Zdravko Marić between a rock and a banking crisis
Finance minister (and deputy PM) Zdravko Marić, despite operating outside the established political groupings, has been dogged by questions of potential misconduct as well. Earlier in his term, Marić faced the prospect of an investigation into his ties with food group Agrokor, Croatia’s largest private company, on conflict of interest grounds. Despite being a former employee of Argokor himself, Marić nonetheless undertook secret negotiations with his former company and its creditors (primarily the Russian state-owned bank Sberbank) that exploded into the local press in March 2017.
Weeks later, Agrokor was put under state administration on account of its crippling debt load. By 2019, the company had been wound down and its operations rebranded. Marić himself ultimately survived the Agrokor scandal, with his fellow minister Martina Dalić (who headed the economy ministry) forced out of office instead.
Agrokor, however, has not been the only business crisis undermining Plenkovic’s government. Going into Croatia’s 2015 elections, in which Zoran Milanović’s Social Democrats lost power to the HDZ, Milanović undertook a number of populist economic measures in a bid to shore up his own electoral position. They included a debt cancellation scheme for poor Croatians who owed money to the government or municipal utilities, but also sweeping legislation that converted billions of dollars in loans made by banks to Croatian customers from Swiss francs to euros, with retroactive effect. Milanović’s government forced the banks themselves to bear the costs of this sudden shift, prompting years of legal action by the affected lenders.
Of course, having lost the election, these populist moves ultimately turned into a poisoned chalice for Milanović’s successors in government. The loan conversion issue has plagued the HDZ since 2016, when the first suit against Croatia was filed by Unicredit. At the time, Marić argued in favour of an agreement with the banks to avoid the substantial costs of arbitration, especially with the country under pressure from the European Commission to change course. Four years later, the issue instead remains an albatross around the government’s neck.
Stakes for the Euro
Neither Croatia’s corruption issues nor its conflicts with the banking sector have been enough to derail the country’s Eurozone ambitions, but to successfully see this process through to its conclusion, Zagreb will need to a commit to a level of fiscal discipline and reform that it has not yet demonstrated. Needed reforms include reduced budget deficits, strengthened measures against money laundering, and improved corporate governance in state-owned companies.
If Croatia succeeds, the potential benefits include lower interest rates, higher investor confidence, and closer links to the rest of the single market.

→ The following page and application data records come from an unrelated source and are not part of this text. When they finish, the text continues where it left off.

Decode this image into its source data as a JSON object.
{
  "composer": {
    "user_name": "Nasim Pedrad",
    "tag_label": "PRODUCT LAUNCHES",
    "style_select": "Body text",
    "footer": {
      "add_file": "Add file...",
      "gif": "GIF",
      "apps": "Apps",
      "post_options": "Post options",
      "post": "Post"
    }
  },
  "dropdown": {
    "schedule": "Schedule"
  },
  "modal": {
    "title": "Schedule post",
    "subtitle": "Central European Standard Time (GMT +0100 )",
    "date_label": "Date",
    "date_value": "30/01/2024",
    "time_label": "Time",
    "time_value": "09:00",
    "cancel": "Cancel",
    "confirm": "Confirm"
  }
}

As is so often the case with European integration, though, the most important gains are the improvements made at home along the way.